In my career coaching work, and as a parent myself of grown children who are forging their way to creating professional lives they’ll enjoy and find rewarding, I know there are hundreds of questions that new graduates needs answered, in terms of how to best position themselves for success in the working world.
To help answer those pivotal questions, I was thrilled to catch up this week with Austin Belcak. Belcak is the founder of Cultivated Culture where he helps people leverage unconventional strategies to land jobs they love without connections, without experience, and without applying online. His strategies have helped people get hired at Google, Apple, Amazon, Facebook, Microsoft, Twitter, and more
I recently interviewed Belcak in my Finding Brave podcast on How To Land a Dream Job at the Salary You Deserve, and was riveted by his personal story of how he turned his failure (to land ANY employment at all after graduation), to creating phenomenal success, along with his tips for graduates who feel they don't have the experience and connections that others have.
Here’s what Belcak shares:
Kathy Caprino: Austin, as graduation season is upon us, and the college graduating class of 2018 steps into the job market, what resources should they be taking advantage of before their days on campus are up?
Austin Belcak: The two best resources new grads can leverage are LinkedIn and their alumni network.
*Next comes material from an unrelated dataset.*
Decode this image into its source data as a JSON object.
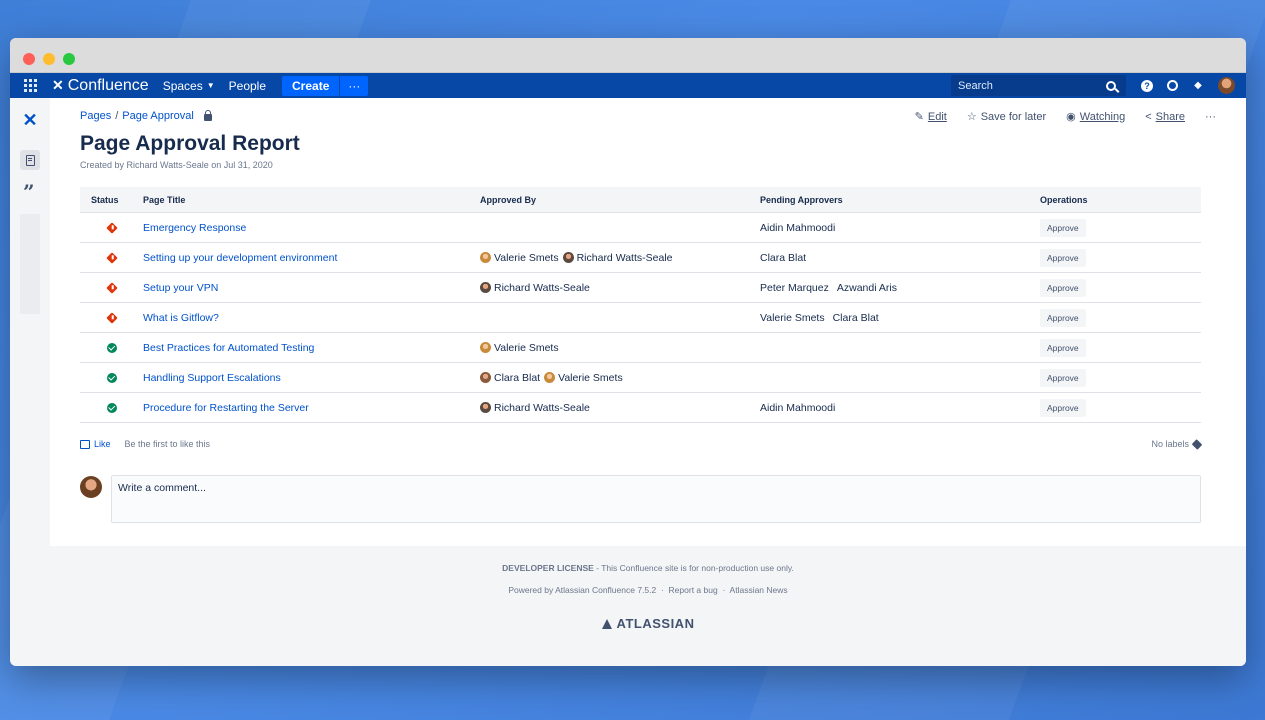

We live in a world where 75% of candidates apply online but only 2% land an interview. Additionally, referrals drive the most hires of any channel at 40% (which is more than the next two channels combined).
Landing a referral is key to edging out the competition and avoiding the black hole of online application portals. One of the best places you can start is with your school’s alumni network, and LinkedIn is the easiest place to find those people.
You can use the platform’s search filters to narrow down the scope of your search. Looking to find a job that doesn’t match your major? Find alumni who already did it. Want to work at a specific company like Google or Tesla? Find alumni who currently work there.
The best advice you can get is from people who have already achieved what you want to accomplish.
Caprino: How can soon-to-be grads best prepare for their first job interviews?
Most interviews follow a similar framework where you’re going to be asked a similar set of questions in different ways. Here are a few of the most common ones:
1. Why do you want to work for us?
2. Tell me about a time you failed.
3. Tell me about a time you succeeded/beat expectations.
4. What is your greatest weakness?
The best thing you can do is begin formulating answers for these “core” questions. Spend a week on this. Start by writing out answers to each question then, every morning, rehearse and refine your answers. By the end of the week you should have a clear, concise answer to every question. Next, leverage a psychological principle called spaced repetition to cement those answers in your memory.
That will allow you to walk into almost any interview without much notice or additional preparation and totally crush it.
Caprino: What’s the best way to tap into the alumni network, make connections, and get a foot in the door?
Belcak: The easiest place to find alumni is on LinkedIn. You can filter for people who went to your school, as well as any other criteria to help you find the best people (remember, only take advice from people who already have what you want).
As you find potential contacts, add them to a spreadsheet so you can keep track of your outreach. The data I’ve collected shows that sending an email is the easiest way to get in touch, you can use a tool like Hunter or Voila Norbert to find their email address.
When reaching out, you want to mention that you went to the same school, but then you want to make the conversation about them. Don’t ask them to review your resume or if they have any job openings. Instead, tell them that their experience stood out to you and you want to ask them a few questions about their career path. Finally, aim to get them on the phone.
When you do chat, ask them questions about their experience, as well as challenges they are facing, initiatives they have coming up, and their personal goals.
These questions will give you ammo that you can use to add value to your contact, something I like to call a Value Validation Project. As a new grad, your focus should be less on actually solving their issues and more on showing that you’re enthusiastic about the industry/company and aren’t afraid to roll up your sleeves.
Caprino: Of course every grad needs a resume and a LinkedIn profile, but what about a cover letter or a website?
Belcak: Of everything mentioned above, the two most...